In second place, elephant-style, is GE Dash9-P42B #67, manufactured in 1997, also with 4,200 hp, one of 100 purchased by Amtrak.
Following is a baggage car, with Superliner II Transition Sleeper Car #39011 next in line.
The "X" in the photos, by the way, is called a "whistle board." It is there that the engineer should begin sounding the horn for upcoming crossings.
Thursday, May 27, 2010
In my world, I always wondered what happened in the cab of a locomotive (very nice Canadian cab website here!).
And this is, in my estimation, the most neglected portion of railroading and its documentation.
You can see and read and find hundreds and thousands of books and blogs and magazines and videos on trains and trains and trains and some locomotives.
But you can't find much about what happens in the cab of a locomotive.
I've solved that. And I plan to make this slightly more obvious in future posts, as limited as my exposure may be.
Above, I am in the engineer's seat of an older SD40-2 EMD unit waiting for the eastbound signal at Switch 9. The engineer was kind enough to take the photograph.
Since then, I have been given numerous cab rides up and down Donner Pass. And I've taken numerous photos from this perspective. I also found out much about the working conditions of those men and women inside Southern Pacific and then Union Pacific cabs. I was even given the opportunity, on more than a few occasions, shall we say, to operate a train from the engineer's seat. And then was complimented on my train-handling skills.

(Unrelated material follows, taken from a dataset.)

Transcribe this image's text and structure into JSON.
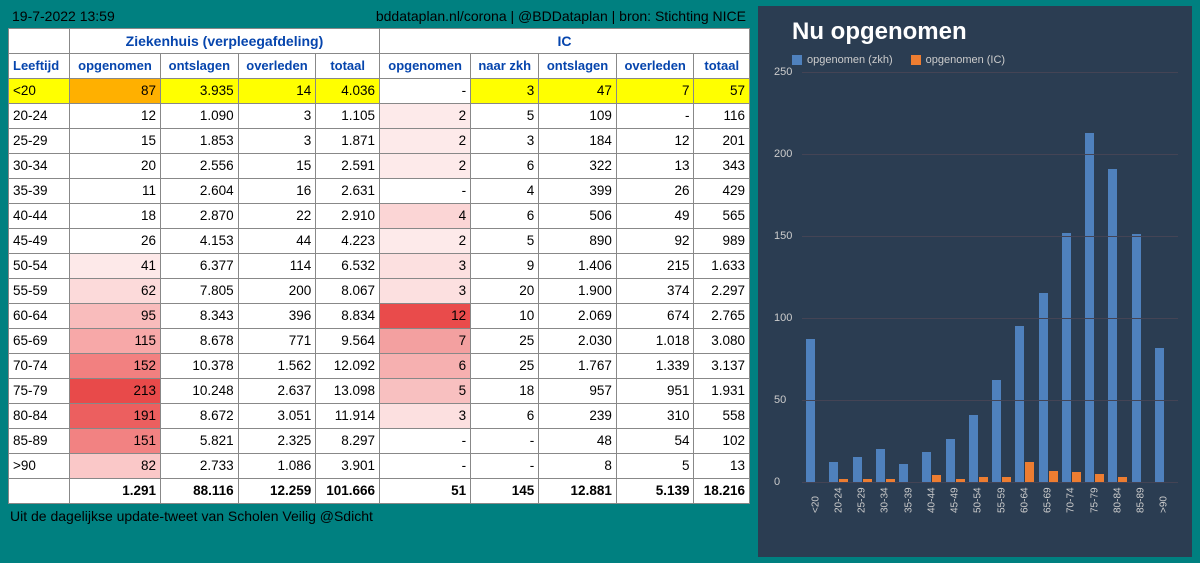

Of course, in today's environment, that will never happen again.
Many of my photographs are in 35mm and not digital. I will have to scan many of these photographs.
For those engineers and conductors, male and female, who accommodated me in these photographs, obviously, I shall not reveal your names, backgrounds, times, or any information which could even remotely place you in any kind of jeopardy.
There are more "on site" cab shots coming, readers.
Monday, May 17, 2010
A beautiful double-stack, heading west in May -- downhill, towards Secret Town. Traffic in the area, to and from Roseville, has been spotty at best. Recently, more trains have been running at night than during the day. Types of trains seem to be evenly split between double stack and mixed manifest.
The sun was with me on the next two photos, pointing east. Late afternoon sun on double-stack well cars. The red containers really stand out in sharp contrast to the green trees and blue skies.
The passing of these cars sucked the hat right off my head -- luckily it didn't flip under the wheels and I was able to recover it later.
And then, a horn off to my right! I had to focus quickly and hope for a gap in the cars -- which there was! UP 5569 on point slugged uphill -- a General Electric C44ACCTE with 4,390 hp built in 2004. I caught it! Another train meet -- very tough to capture!
UP 5569 downhill, and UP 7355 uphill. Both are GE locomotives. In the #2 position uphill (eastbound) behind UP 5569 is UP 4434, an EMD SD70M (one of 1,083 owned by Union Pacific!) built between 2000 and 2004 and possessing 4,000 hp. Behind UP 4434 is an EMD SD90MAC with the 4,300 hp engine (clue: no beveled engine room cover), its number obscured.
Double stack downhill, a mixed manifest train (called a "pig") uphill. "Pigs" receive the last priority for traffic on UP lines.
UP 7733, a DPU (Distributed Power Unit), runs in dynamic braking at the rear of the downhill train. DPUs are unmanned, and controlled from the cab of the engine on point, via Locotrol, by the engineer. UP 7733 is a GE C45ACCTE (AC powered traction motors with "Controlled Tractive Effort") sporting 4,400 hp and built between 2007 and 2008.
Pushing uphill (eastbound) are DPUs UP 5646 -- a GE C44ACCTE with 4,390 hp built in 2004 and, at the very end, UP 5554 -- another identical GE C44ACCTE with 4,390 hp, also built in 2004. [Click on each photo to enlarge, suitable for desktops. If you use my photographs, please attribute.]